Updated: Sep 6
Plants that have adapted to living in freshwater or saltwater environments are referred to as aquatic plants. Aquatic plants can only survive when submerged in water or if the plants are growing in soil that, at all times, is saturated with water.
Symbiosis: Aquatic Plants and Fish
Aquatic plants and fish provide several benefits for each other, creating a symbiotic relationship. For example, waste byproducts that fish produce are a source of nutrients for aquatic plants. Aquatic plants create a balanced and healthy ecosystem. This is due to their abilities to reduce algal growth by absorbing nutrients, offer shade and cool water temperatures to sea creatures, provide fish with shelter and spots to hide from predators, act as a natural means of filtration by removing toxins, carbon dioxide, nitrogen and phosphates, and give off oxygen to fish and other living organisms. Evidently, aquatic plants and fish rely on each other for a safe and balanced habitat.
Types of aquatic plants
Aquatic plants are typically categorized depending on the positioning of the plant’s roots and leaves.
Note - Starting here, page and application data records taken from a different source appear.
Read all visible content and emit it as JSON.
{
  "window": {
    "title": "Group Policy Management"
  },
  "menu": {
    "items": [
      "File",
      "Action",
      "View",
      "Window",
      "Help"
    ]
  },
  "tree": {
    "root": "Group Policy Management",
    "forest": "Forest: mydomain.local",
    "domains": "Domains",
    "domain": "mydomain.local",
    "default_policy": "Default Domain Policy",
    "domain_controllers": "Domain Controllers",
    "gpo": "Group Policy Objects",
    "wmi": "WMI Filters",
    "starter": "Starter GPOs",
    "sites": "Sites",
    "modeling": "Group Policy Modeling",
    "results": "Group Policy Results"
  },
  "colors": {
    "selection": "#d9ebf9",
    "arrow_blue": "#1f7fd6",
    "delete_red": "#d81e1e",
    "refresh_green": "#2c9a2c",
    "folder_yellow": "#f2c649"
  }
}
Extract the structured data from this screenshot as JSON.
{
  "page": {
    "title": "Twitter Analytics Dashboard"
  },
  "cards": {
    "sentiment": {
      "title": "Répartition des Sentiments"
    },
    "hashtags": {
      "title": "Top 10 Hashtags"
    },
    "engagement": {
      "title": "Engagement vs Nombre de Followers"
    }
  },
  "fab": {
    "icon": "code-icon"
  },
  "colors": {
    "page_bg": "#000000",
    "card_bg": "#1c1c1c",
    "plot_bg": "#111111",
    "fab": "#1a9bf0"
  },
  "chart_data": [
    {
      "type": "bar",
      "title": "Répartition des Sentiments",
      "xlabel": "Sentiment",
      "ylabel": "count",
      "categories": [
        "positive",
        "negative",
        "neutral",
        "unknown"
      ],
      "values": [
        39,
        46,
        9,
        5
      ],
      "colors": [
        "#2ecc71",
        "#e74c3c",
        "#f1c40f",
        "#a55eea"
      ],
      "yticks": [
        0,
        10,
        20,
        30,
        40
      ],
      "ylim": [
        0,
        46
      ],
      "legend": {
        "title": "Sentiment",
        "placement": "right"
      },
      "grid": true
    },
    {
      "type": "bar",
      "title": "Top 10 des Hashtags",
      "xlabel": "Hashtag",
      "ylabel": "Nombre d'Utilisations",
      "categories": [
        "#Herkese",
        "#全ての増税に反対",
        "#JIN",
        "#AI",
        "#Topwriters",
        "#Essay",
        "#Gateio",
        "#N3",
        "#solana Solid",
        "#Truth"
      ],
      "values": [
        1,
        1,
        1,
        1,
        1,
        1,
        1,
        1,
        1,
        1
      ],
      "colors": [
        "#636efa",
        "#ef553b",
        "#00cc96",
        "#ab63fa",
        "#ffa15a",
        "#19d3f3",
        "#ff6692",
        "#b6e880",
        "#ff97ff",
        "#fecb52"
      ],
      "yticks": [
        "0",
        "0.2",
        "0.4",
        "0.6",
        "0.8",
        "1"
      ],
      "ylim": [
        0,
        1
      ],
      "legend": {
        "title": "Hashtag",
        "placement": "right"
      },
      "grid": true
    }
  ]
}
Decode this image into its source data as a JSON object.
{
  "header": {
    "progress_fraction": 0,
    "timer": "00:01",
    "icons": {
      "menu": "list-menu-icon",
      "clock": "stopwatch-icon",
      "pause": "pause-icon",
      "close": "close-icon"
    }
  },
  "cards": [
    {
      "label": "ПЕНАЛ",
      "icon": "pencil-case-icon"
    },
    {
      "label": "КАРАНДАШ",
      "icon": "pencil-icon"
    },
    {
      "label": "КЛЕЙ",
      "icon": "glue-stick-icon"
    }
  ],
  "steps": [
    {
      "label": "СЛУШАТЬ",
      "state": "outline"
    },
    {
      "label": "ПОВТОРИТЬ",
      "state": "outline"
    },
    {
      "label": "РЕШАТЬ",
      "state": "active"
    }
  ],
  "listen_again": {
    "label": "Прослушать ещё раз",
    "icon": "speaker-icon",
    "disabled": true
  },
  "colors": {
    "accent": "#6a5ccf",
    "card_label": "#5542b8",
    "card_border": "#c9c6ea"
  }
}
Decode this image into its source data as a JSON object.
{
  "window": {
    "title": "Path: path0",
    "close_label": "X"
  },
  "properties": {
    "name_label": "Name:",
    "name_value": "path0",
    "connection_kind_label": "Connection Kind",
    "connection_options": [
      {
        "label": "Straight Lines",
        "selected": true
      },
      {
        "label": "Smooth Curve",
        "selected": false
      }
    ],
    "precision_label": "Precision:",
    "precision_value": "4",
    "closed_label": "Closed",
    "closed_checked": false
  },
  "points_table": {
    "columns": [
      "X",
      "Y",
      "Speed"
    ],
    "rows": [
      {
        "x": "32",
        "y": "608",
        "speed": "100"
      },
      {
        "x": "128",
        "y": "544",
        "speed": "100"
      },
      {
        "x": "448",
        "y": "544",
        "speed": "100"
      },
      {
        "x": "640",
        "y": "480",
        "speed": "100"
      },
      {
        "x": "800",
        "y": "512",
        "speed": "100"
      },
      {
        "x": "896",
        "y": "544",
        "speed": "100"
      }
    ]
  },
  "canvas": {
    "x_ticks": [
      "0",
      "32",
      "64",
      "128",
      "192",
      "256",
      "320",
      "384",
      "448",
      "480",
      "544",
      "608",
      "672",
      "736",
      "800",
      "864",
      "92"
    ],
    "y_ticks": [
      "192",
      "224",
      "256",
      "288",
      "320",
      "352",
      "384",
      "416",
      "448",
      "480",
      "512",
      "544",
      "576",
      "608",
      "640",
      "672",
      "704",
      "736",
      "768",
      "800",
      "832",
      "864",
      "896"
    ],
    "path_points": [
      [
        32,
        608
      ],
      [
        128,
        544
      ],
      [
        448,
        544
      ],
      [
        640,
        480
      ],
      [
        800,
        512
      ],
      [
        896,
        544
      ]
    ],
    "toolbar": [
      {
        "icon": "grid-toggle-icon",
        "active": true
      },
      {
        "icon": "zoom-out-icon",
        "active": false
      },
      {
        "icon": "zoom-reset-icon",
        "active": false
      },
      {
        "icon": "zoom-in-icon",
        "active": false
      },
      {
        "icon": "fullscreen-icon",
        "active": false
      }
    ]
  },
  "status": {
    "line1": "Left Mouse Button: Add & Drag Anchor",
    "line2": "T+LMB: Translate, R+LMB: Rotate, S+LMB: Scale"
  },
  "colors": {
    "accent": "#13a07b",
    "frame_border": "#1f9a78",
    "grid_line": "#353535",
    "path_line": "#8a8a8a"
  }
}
Types of aquatic plants are floating plants, submerged plants, and emergent plants. Marginal or bog plants are considered semi aquatic plants.
Floating plants are aquatic plants which are not attached to the bottom of the water body, but have roots that drift below and absorb water, therefore acting as natural biological filters. This type of aquatic plant also offers shade for fish and a hiding place from predators. Floating plants can live in both freshwater or saltwater. Examples of floating plants include Water Hyacinths, Water Lettuce, and Giant Duckweed.
Submerged plants, often known as oxygenated plants, are plants that grow completely underwater with planted roots. These plants introduce oxygen into the water body while removing excess nutrients like nitrates and carbon dioxide from water. Similar to floating plants, submerged plants also provide a means of shelter for fish and spots to hide from predators. Submerged plants include Eelgrass, Hydrilla, and Waterweed.
Emergent plants are deep water plants with roots that grow very deep underwater and are rooted to the ground. Most of the vegetation of emerged plants, however, are above water. Flowers and leaves of emergent plants at the surface provide shade and offer hiding spots for fish. Examples of emerged aquatic plants include Water Lilies, Lotus, and Water Milfoil.
Marginal or bog plants are semi aquatic plants that grow in shallow water. These plants thrive in bogs, wetlands, or around the margins of a water body. Marginal plants remove excess nutrients from water bodies, thus improving water quality. Marginal plants include Water Irises and the Marsh Marigold.
Read our blog on Aquascaping to learn how to use aquatic plants for design!